Starting from the development of sorbent, to the design of the vessel — all decisions are guided by extensive research and data gathered from experiments. The sorbent used at Soletair Power has been chosen after being subjected to long-duration cycles and underwent a battery of tests. Active collaboration with local universities and research institutes ensured a proper understanding of the properties and limitations of the sorbent.
Extensive use of computational fluid dynamics modeling further substantiates the performance of the sorbent. Soletair Power employs design-of-experiment principles to ensure the vessels have the lowest pressure drop given the technical boundaries of the project.
Soletair Power is uncompromising in terms of quality assurance. The parts such as the pumps, sensors, and process valves used in the deliveries are top brands and obtained from reliable suppliers. The components undergo several technical checkpoints before being put into use.
The DAC units at Soletair Power follow a modular design principle allowing customers to install multiple units and assemble them on site. Customers may choose to get a unit with a large production capacity, or they can also get a regular unit and get add-on units later to increase capacities of production.
About Soletair Power: Soletair Power is a Finnish startup founded in 2016 that manufactures solutions for carbon capture directly from the ambient air. The captured carbon dioxide is stored as long-lived products such as hydrocarbons or synthetic fuel. Soletair Power is backed by technology giant Wärtsilä Corporation and secured more than a million euros as seed funding for playing a vital role towards a carbon-neutral future.

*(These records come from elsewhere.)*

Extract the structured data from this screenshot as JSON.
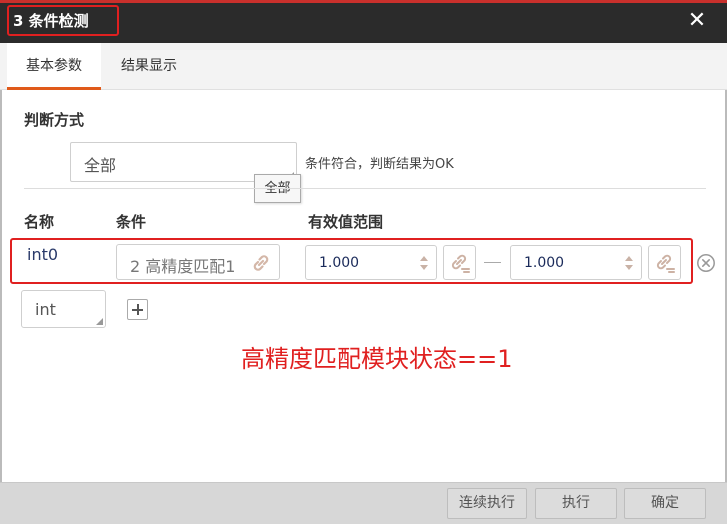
{
  "dialog": {
    "title": "3 条件检测",
    "close_symbol": "✕"
  },
  "tabs": [
    {
      "label": "基本参数",
      "active": true
    },
    {
      "label": "结果显示",
      "active": false
    }
  ],
  "judge": {
    "label": "判断方式",
    "value": "全部",
    "hint": "条件符合，判断结果为OK",
    "tooltip": "全部"
  },
  "table": {
    "headers": {
      "name": "名称",
      "condition": "条件",
      "range": "有效值范围"
    },
    "rows": [
      {
        "name": "int0",
        "condition": "2 高精度匹配1",
        "min": "1.000",
        "max": "1.000"
      }
    ]
  },
  "new_row": {
    "type": "int"
  },
  "annotation": "高精度匹配模块状态==1",
  "footer": {
    "continuous_run": "连续执行",
    "run": "执行",
    "confirm": "确定"
  },
  "colors": {
    "accent": "#e05a1a",
    "highlight_red": "#e02020",
    "titlebar": "#2b2b2b"
  },
  "icons": [
    "close-icon",
    "corner-resize-icon",
    "link-icon",
    "spinner-icon",
    "link-bind-icon",
    "remove-circle-icon",
    "plus-icon"
  ]
}
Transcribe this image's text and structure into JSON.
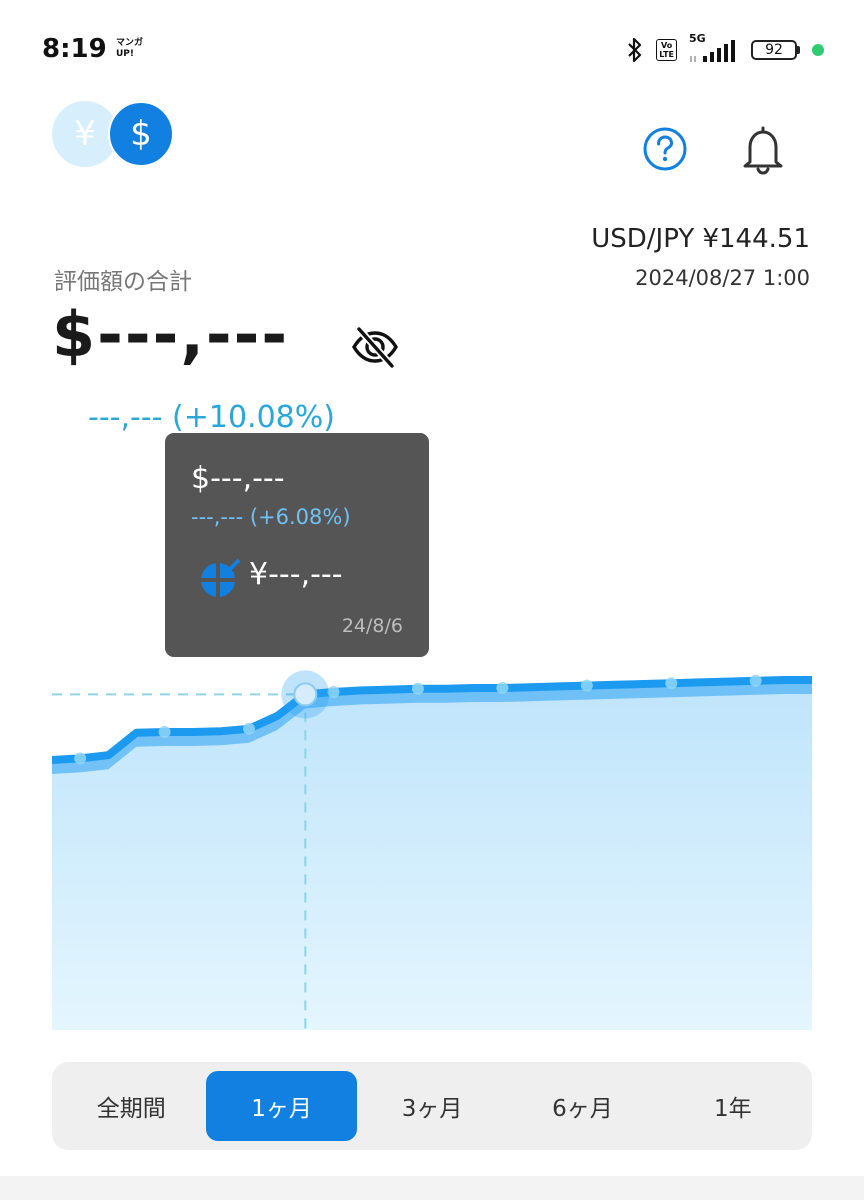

About Hydrogen and Fuel Cell Center ZBT: ZBT is one of the leading research institutes in Europe for fuel cell and hydrogen technologies and a sought-after R&D partner in both European and national cutting-edge research as well as in industrial projects focusing on automotive applications and stationary power generation.